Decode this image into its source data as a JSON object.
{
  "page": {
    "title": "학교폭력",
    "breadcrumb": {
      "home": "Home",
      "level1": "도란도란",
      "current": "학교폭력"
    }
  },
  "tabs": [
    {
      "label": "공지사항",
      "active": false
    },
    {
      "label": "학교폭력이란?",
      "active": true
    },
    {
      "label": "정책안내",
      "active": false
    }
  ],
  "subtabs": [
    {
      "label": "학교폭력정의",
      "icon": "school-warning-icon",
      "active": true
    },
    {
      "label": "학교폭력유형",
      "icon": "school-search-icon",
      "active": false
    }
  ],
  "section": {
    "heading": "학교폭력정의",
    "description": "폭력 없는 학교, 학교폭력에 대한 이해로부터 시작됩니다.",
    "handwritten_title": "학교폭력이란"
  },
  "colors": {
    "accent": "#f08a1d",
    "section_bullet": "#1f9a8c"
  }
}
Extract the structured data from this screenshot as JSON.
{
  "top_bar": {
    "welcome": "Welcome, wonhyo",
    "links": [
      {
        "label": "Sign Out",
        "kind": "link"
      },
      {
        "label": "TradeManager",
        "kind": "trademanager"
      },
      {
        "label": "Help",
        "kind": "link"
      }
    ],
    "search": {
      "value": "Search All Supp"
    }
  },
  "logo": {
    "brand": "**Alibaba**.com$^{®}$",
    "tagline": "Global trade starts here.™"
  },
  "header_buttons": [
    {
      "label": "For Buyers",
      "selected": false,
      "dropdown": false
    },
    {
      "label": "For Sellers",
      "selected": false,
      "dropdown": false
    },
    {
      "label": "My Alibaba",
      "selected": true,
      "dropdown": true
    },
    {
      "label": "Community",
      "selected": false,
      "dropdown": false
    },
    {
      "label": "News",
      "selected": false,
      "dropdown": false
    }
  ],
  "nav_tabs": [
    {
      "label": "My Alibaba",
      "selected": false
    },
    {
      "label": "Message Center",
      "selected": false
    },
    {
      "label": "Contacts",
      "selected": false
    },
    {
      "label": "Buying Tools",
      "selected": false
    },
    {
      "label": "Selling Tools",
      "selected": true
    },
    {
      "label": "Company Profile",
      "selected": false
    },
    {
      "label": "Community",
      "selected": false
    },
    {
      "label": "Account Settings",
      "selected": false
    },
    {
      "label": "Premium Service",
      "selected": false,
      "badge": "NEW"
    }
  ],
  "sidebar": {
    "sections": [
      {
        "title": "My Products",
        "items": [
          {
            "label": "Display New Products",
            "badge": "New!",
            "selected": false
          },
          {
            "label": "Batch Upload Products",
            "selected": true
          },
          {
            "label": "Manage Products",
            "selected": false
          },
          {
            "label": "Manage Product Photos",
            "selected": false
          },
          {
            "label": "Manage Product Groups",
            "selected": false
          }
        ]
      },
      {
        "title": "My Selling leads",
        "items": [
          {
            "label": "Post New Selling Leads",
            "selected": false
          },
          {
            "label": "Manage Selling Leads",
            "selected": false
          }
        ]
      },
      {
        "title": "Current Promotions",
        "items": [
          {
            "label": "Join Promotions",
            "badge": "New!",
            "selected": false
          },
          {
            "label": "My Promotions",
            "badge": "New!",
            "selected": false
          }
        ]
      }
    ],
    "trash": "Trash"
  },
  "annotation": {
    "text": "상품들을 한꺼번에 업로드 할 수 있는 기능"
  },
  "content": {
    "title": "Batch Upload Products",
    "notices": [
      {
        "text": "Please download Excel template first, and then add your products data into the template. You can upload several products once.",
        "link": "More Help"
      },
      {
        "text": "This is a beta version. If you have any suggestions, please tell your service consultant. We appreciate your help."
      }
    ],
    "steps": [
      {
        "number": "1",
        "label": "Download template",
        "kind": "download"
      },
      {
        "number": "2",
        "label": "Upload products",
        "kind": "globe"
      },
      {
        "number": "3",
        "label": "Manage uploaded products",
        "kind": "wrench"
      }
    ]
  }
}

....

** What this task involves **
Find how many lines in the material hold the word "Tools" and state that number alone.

** Reply **
2